Monday, 20 January 2014

That familiar feeling

This past weekend saw me compete for the first time this season at the Southern England Championships at Lee Valley. I’d picked up a minor injury a week before the big day, but after a good physio session I was feeling much better, and had a really positive final training session two days before the event. The two weeks leading up to the day were quite intense, with some really difficult sessions focussing on very specific mechanical issues with my running. I try as hard as I can not to get frustrated when things aren’t going as I’d like, but am often my own harshest critic, and was close to letting this frustration get the better of me on a couple of occasions.
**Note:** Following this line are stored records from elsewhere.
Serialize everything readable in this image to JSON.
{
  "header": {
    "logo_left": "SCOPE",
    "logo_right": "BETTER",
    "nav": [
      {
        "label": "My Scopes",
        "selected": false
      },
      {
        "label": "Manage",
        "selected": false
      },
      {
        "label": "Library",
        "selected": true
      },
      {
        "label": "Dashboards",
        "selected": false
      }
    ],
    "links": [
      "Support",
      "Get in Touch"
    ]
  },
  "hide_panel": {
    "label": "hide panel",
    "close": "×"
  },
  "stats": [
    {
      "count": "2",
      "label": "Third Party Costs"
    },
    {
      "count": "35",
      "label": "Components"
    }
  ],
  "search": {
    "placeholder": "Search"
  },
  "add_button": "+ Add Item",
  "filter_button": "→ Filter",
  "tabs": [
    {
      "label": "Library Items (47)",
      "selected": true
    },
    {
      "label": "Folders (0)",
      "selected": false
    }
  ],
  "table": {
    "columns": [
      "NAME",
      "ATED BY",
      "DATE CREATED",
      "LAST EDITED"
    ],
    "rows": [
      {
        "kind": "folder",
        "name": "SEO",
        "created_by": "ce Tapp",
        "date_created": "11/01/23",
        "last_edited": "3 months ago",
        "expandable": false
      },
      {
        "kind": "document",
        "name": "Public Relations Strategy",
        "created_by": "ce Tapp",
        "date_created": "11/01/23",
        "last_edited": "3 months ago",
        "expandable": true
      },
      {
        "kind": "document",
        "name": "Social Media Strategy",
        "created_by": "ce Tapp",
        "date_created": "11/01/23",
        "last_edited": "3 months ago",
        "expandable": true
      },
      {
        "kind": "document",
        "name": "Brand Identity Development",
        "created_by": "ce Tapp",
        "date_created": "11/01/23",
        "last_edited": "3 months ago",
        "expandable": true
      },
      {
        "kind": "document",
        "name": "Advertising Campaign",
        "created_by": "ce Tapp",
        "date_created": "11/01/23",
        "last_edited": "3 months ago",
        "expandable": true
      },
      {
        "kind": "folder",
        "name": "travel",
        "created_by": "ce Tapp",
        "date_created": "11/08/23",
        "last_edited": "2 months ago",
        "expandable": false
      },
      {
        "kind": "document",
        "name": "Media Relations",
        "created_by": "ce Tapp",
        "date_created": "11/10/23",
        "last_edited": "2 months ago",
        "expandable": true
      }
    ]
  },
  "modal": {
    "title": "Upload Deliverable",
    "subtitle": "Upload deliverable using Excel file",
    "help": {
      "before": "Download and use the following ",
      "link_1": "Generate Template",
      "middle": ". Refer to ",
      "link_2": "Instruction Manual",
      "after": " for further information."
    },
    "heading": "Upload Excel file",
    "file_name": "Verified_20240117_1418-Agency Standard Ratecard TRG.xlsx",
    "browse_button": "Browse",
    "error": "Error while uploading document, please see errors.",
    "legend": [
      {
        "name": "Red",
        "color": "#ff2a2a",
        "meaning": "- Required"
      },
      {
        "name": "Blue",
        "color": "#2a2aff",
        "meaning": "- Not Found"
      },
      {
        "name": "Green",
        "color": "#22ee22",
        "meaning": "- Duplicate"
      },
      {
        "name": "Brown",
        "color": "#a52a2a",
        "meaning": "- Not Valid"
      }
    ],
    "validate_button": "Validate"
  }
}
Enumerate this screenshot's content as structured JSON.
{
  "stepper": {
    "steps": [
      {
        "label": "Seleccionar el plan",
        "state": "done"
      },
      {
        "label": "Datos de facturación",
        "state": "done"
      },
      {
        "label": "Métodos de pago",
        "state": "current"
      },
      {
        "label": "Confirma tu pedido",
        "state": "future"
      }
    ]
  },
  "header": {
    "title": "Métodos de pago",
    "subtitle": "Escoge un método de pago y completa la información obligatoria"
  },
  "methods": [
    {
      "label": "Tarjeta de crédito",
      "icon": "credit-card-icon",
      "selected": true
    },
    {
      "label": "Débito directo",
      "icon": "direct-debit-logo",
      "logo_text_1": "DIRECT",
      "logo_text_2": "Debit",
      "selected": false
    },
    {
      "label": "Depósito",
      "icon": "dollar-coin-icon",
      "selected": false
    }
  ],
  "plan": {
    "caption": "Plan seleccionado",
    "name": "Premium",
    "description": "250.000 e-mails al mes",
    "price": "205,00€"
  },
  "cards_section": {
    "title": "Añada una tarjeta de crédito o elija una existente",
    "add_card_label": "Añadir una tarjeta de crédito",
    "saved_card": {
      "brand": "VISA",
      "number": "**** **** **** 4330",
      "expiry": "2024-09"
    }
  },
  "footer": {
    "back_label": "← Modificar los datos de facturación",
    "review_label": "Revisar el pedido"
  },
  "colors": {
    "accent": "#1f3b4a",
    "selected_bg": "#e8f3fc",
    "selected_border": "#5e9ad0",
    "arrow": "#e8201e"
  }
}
I lost just over 4kg in those two weeks through a combination of training and stringently adhering to a diet high in protein and green vegetables and low in carbs. It quickly becomes very boring, but the discipline of it helps with the focus that’s necessary across the other factors that have a role in maximising my performance. I ultimately finished 5th in my race at the Southern Championships, and looking back I feel quite disappointed with my overall performance. I’d had sufficient rest, eaten well, and was relaxed when it came to competing. However, I felt my performance lacked the explosiveness that I craved, and that it wasn’t a performance which was a reflection of the hard work and dedication that had gone into my preparation. I’m moving much better than I was last season, and now feel as though I exert less effort to move more quickly and more efficiently. However, when I came to racing, whilst I was making the right movements, I never truly hit top gear, and it had the sensation of being more like a training run rather than potentially the biggest indoor competition of the season. Having been timed as being quicker in trainers in training than I was in spikes in competition, I know that there is enormous room for improvement. The top three from the final in the 60m are now all ranked in the top 20 in the world, so I at least know that the standard was sufficiently high to be a genuine barometer of my progress and a stark indication of how far I still need to go. My pursuit for some financial support for everything through sponsorship has lead me to a couple of potential leads, but nothing really concrete yet. I’m optimistic that I can get something sorted this season to allow me to be more professional in my approach, chiefly around physiotherapy and massages to aid my recovery. Whilst I’m much improved in this area compared to this point a year ago, I’m still a long way away from the level achieved by the really elite athletes. I’ll continue to learn from those around me as much as I can, and draw upon their greater experience to aid my own progress. As my training partner says: “training is the opposite of hoping”; I won’t hope for greater progress, but dedicate myself more fully to the certainty that I can achieve anything if I totally commit myself to my ambition.